You can use the loss to offset the taxes owed on the gain. If you don’t harvest, your tax bill, assuming a capital gain tax of 15%, will be $20 *0.15 = $3. If you do harvest, your tax bill is instead ($20-$10)*0.15 = $1.5. 

The idea is that be harvesting your loss; you can reinvest the $1.5 back in the market and continue to earn compounded interest. Nicolas Allen of The Business Journal explains the ins and outs of this strategy.

Buy-and-Hold Strategy

It is a passive strategy with a simple belief: time in the market is a more prudent investment than timing the market. A buy-and-hold investor believes that long-term results can be reasonable despite any short-term volatility in the market.

You can pick individual regions, sectors, and stocks to invest in, but the ultimate goal is to hold your investments long-term. You aim to take advantage of any future price appreciation while avoiding the taxable consequences of selling your holdings.

Buy-and-hold is not suitable for everybody, though, as it completely ignores the concept of risk management. Check out Financial Mentor for the pros and cons of this strategy.

Investment Always Carries Risk!

Everybody wants investment schemes that offer high returns in a short period of time with little or no risk. Instead of falling prey to scams promising you instant riches, do your research well, choose your strategy, and manage your risk portfolio.

Check out Ryan Scribner’s video, Compound Interest $10k to $452k. Scribner is a young but proven entrepreneur and shares his successful investing tips and strategies. He explains what strategies to use in which situations and why.

The Sooner You Start, The More You Will Earn

Compounding your returns is not risk-free, but it can be a powerful way to grow your income if well-managed. We’ve gone over what compounding returns really means, as well as the various investment products and strategies you can use to receive them.

And you don’t have to dive off the deep end either.

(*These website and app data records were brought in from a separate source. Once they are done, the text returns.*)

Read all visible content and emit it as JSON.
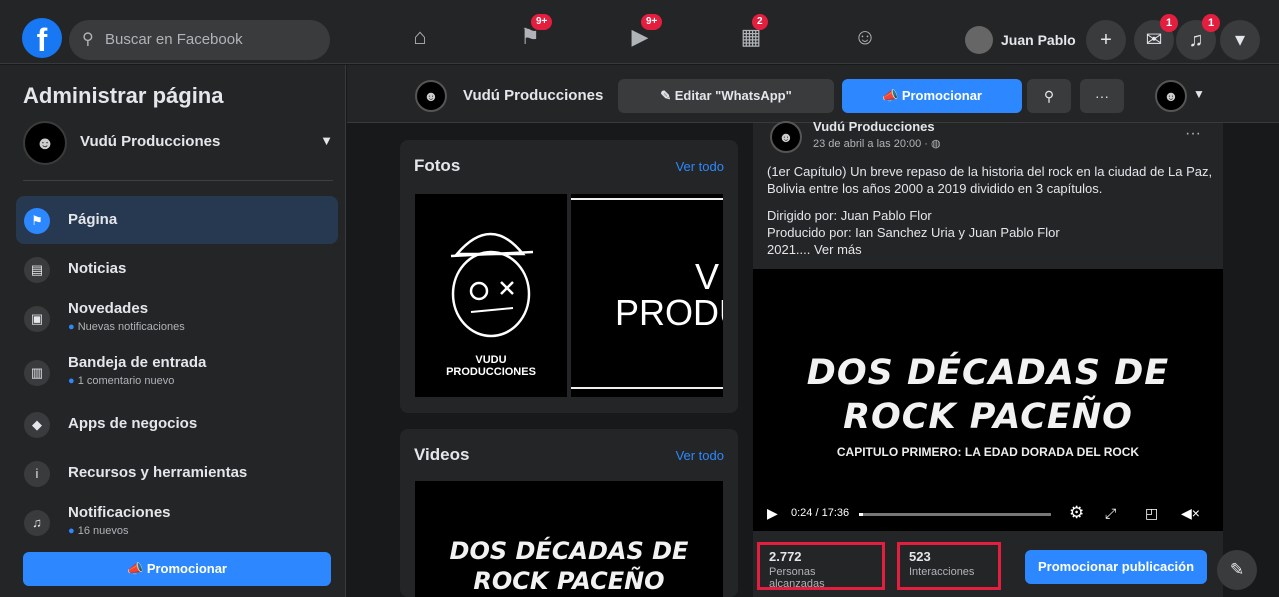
{
  "topbar": {
    "logo": "f",
    "search_placeholder": "Buscar en Facebook",
    "nav": [
      {
        "icon": "home-icon",
        "glyph": "⌂",
        "badge": ""
      },
      {
        "icon": "flag-icon",
        "glyph": "⚑",
        "badge": "9+"
      },
      {
        "icon": "video-icon",
        "glyph": "▶",
        "badge": "9+"
      },
      {
        "icon": "marketplace-icon",
        "glyph": "▦",
        "badge": "2"
      },
      {
        "icon": "groups-icon",
        "glyph": "☺",
        "badge": ""
      }
    ],
    "profile_name": "Juan Pablo",
    "plus": "+",
    "messenger_badge": "1",
    "notifications_badge": "1"
  },
  "sidebar": {
    "title": "Administrar página",
    "page_name": "Vudú Producciones",
    "items": [
      {
        "label": "Página",
        "sub": ""
      },
      {
        "label": "Noticias",
        "sub": ""
      },
      {
        "label": "Novedades",
        "sub": "Nuevas notificaciones"
      },
      {
        "label": "Bandeja de entrada",
        "sub": "1 comentario nuevo"
      },
      {
        "label": "Apps de negocios",
        "sub": ""
      },
      {
        "label": "Recursos y herramientas",
        "sub": ""
      },
      {
        "label": "Notificaciones",
        "sub": "16 nuevos"
      }
    ],
    "promote": "Promocionar"
  },
  "pagebar": {
    "page_name": "Vudú Producciones",
    "edit_label": "Editar \"WhatsApp\"",
    "promote_label": "Promocionar",
    "more": "···"
  },
  "photos": {
    "title": "Fotos",
    "see_all": "Ver todo",
    "thumb1_text": "VUDU\nPRODUCCIONES",
    "thumb2_text": "PRODU",
    "thumb2_top": "V"
  },
  "videos": {
    "title": "Videos",
    "see_all": "Ver todo",
    "thumb_line1": "DOS DÉCADAS DE",
    "thumb_line2": "ROCK PACEÑO"
  },
  "post": {
    "author": "Vudú Producciones",
    "date": "23 de abril a las 20:00 · ",
    "more": "···",
    "text1": "(1er Capítulo) Un breve repaso de la historia del rock en la ciudad de La Paz, Bolivia entre los años 2000 a 2019 dividido en 3 capítulos.",
    "text2": "Dirigido por: Juan Pablo Flor",
    "text3": "Producido por: Ian Sanchez Uria y Juan Pablo Flor",
    "text4": "2021.... Ver más",
    "video_title1": "DOS DÉCADAS DE",
    "video_title2": "ROCK PACEÑO",
    "video_subtitle": "CAPITULO PRIMERO: LA EDAD DORADA DEL ROCK",
    "time": "0:24 / 17:36",
    "progress": 0.023,
    "reach_value": "2.772",
    "reach_label": "Personas alcanzadas",
    "interactions_value": "523",
    "interactions_label": "Interacciones",
    "promote_label": "Promocionar publicación"
  }
}
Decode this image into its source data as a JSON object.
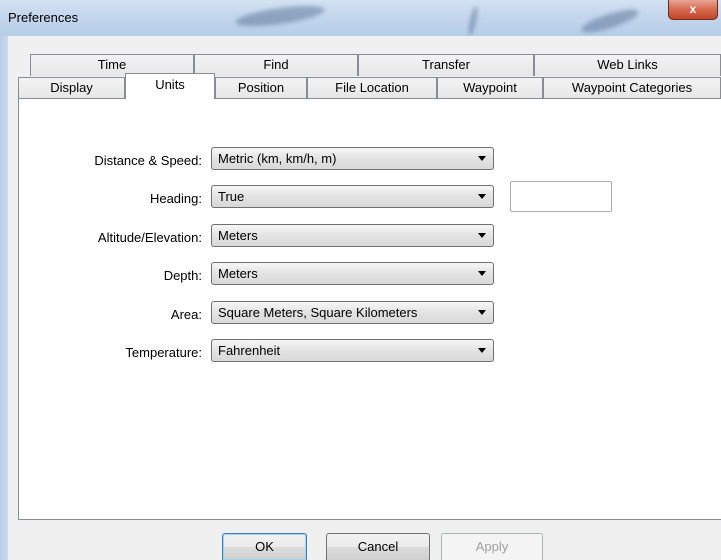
{
  "window": {
    "title": "Preferences",
    "close_glyph": "x"
  },
  "tabs": {
    "row_back": [
      "Time",
      "Find",
      "Transfer",
      "Web Links"
    ],
    "row_front": [
      "Display",
      "Units",
      "Position",
      "File Location",
      "Waypoint",
      "Waypoint Categories"
    ],
    "active": "Units"
  },
  "fields": {
    "distance_speed": {
      "label": "Distance & Speed:",
      "value": "Metric (km, km/h, m)"
    },
    "heading": {
      "label": "Heading:",
      "value": "True",
      "extra_value": ""
    },
    "altitude": {
      "label": "Altitude/Elevation:",
      "value": "Meters"
    },
    "depth": {
      "label": "Depth:",
      "value": "Meters"
    },
    "area": {
      "label": "Area:",
      "value": "Square Meters, Square Kilometers"
    },
    "temperature": {
      "label": "Temperature:",
      "value": "Fahrenheit"
    }
  },
  "buttons": {
    "ok": "OK",
    "cancel": "Cancel",
    "apply": "Apply"
  },
  "icons": {
    "dropdown": "chevron-down-icon",
    "close": "close-icon"
  }
}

Take the time to research a product or strategy that appeals to you before investing so much as one cent. Shop around for the best products and offers before committing yourself.

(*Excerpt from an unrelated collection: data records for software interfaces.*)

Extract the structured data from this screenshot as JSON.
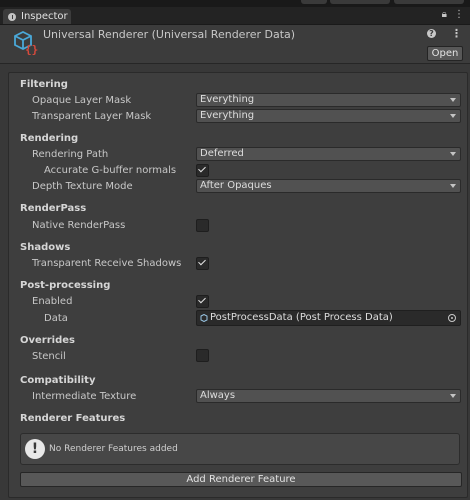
{
  "window": {
    "tab_label": "Inspector",
    "tab_icons": [
      "lock-icon",
      "more-icon"
    ]
  },
  "header": {
    "title": "Universal Renderer (Universal Renderer Data)",
    "open_label": "Open",
    "icons": [
      "asset-icon",
      "help-icon",
      "more-icon"
    ]
  },
  "sections": {
    "filtering": {
      "title": "Filtering",
      "opaque_layer_mask": {
        "label": "Opaque Layer Mask",
        "value": "Everything"
      },
      "transparent_layer_mask": {
        "label": "Transparent Layer Mask",
        "value": "Everything"
      }
    },
    "rendering": {
      "title": "Rendering",
      "rendering_path": {
        "label": "Rendering Path",
        "value": "Deferred"
      },
      "accurate_gbuffer_normals": {
        "label": "Accurate G-buffer normals",
        "checked": true
      },
      "depth_texture_mode": {
        "label": "Depth Texture Mode",
        "value": "After Opaques"
      }
    },
    "renderpass": {
      "title": "RenderPass",
      "native_renderpass": {
        "label": "Native RenderPass",
        "checked": false
      }
    },
    "shadows": {
      "title": "Shadows",
      "transparent_receive_shadows": {
        "label": "Transparent Receive Shadows",
        "checked": true
      }
    },
    "post_processing": {
      "title": "Post-processing",
      "enabled": {
        "label": "Enabled",
        "checked": true
      },
      "data": {
        "label": "Data",
        "value": "PostProcessData (Post Process Data)"
      }
    },
    "overrides": {
      "title": "Overrides",
      "stencil": {
        "label": "Stencil",
        "checked": false
      }
    },
    "compatibility": {
      "title": "Compatibility",
      "intermediate_texture": {
        "label": "Intermediate Texture",
        "value": "Always"
      }
    },
    "renderer_features": {
      "title": "Renderer Features",
      "empty_message": "No Renderer Features added",
      "add_button_label": "Add Renderer Feature"
    }
  },
  "colors": {
    "background": "#383838",
    "panel": "#3e3e3e",
    "field": "#515151",
    "asset_icon_blue": "#4aa8d8",
    "asset_icon_red": "#d84a3c"
  }
}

Once you have picked your strategy and decided on which products to go for, prepare to be patient. If you commit your money wisely, your investments should pay you handsomely in the long run.